Pick: Jay-Z's New 'Magna Carta… Holy Grail'
Magna Carta...Holy Grail
Jay-Z is richer than God, and probably about as famous. He headlines the hugest rock festivals, parties with Warren Buffett and, thanks to an unprecedented business maneuver, his 12th solo album went platinum before it even came out. What could he possibly have to complain about?
Plenty, it turns out. "Fuck the fame," Jay spits on the LP's surprisingly moody opener, "Holy Grail," where he vents about intrusive paparazzi and fickle fans, name-checks Kurt Cobain and brings out his buddy Justin Timberlake for a round of twisted "Teen Spirit" karaoke: "And we're all just entertainers/And we're stupid and contagious." And, yet, on the next song, "Picasso Baby," he's celebrating the perks of superstardom by giving us a grand tour of his art collection, displaying his Basquiats, Warhols and Rothkos – names he's been working into his verses for years – over a museum-quality boom-bap backdrop: "House like the Louvre or the Tate Modern/Because I be going ape at the auction."
This is how it goes for most of Magna Carta . . . Holy Grail.

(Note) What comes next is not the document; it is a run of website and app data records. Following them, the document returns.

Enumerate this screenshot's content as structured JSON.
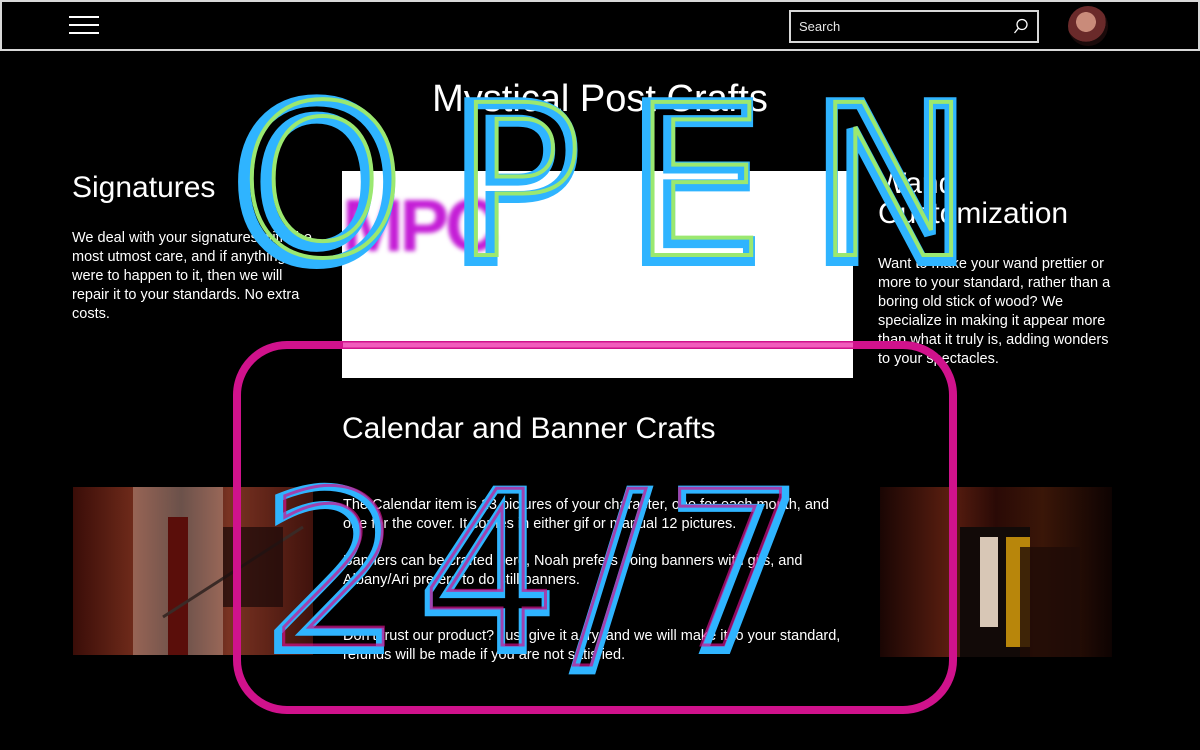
{
  "header": {
    "search": {
      "placeholder": "Search"
    }
  },
  "overlay": {
    "word_top": "OPEN",
    "word_bottom": "24/7",
    "colors": {
      "cyan": "#2fb4ff",
      "green": "#9be870",
      "magenta": "#d0128c",
      "teal": "#2fb4ff"
    }
  },
  "page": {
    "title": "Mystical Post Crafts"
  },
  "signatures": {
    "title": "Signatures",
    "body": "We deal with your signatures with the most utmost care, and if anything were to happen to it, then we will repair it to your standards. No extra costs."
  },
  "hero": {
    "logo_text": "MPC"
  },
  "wand": {
    "title_line1": "Wand",
    "title_line2": "Customization",
    "body": "Want to make your wand prettier or more to your standard, rather than a boring old stick of wood? We specialize in making it appear more than what it truly is, adding wonders to your spectacles."
  },
  "calendar": {
    "title": "Calendar and Banner Crafts",
    "para1": "The Calendar item is 13 pictures of your character, one for each month, and one for the cover. It comes in either gif or manual 12 pictures.",
    "para2": "Banners can be crafted here, Noah prefers doing banners with gifs, and Albany/Ari prefers to do still banners.",
    "para3": "Don't trust our product? Just give it a try, and we will make it to your standard, refunds will be made if you are not satisfied."
  },
  "icons": [
    "menu-icon",
    "search-icon",
    "avatar"
  ]
}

Jay-Z sorts through his mixed feelings about celebrity, then cheers himself up by itemizing the awesome things he owns. The production, mostly handled by Timbaland, is woozy and grand – another luxury possession. But Jay often sounds like he's trying to convince himself that he should still be excited about making music. What's disappointing is, he doesn't always seem to be winning that argument.
Take "Tom Ford," which might mark the lyrical nadir of Jay-Z's catalog. "Numbers don't lie, check the scoreboard," he says in a distracted tone. "Tom Ford, Tom Ford, Tom Ford." He sounds bored half to death by the basic rhyme, listlessly repeating the designer's name like it's going to magically transform into a clever or catchy hook. It hurts to see him waste a primo Timbaland beat like this. What happened to the guy who would have devoured those jiggly synth squelches a couple of years ago?
In part, he's the victim of his own remarkable longevity and extraordinary success. Jay-Z has been telling us about himself since 1996. He retired, then unretired, and that was four albums ago. Maybe he's starting to run out of things to say – or maybe, absent a foil like Kanye West on 2011's superb Watch the Throne or Kendrick Lamar on this year's "Bitch, Don't Kill My Vibe" remix, he can't find the energy to push himself creatively.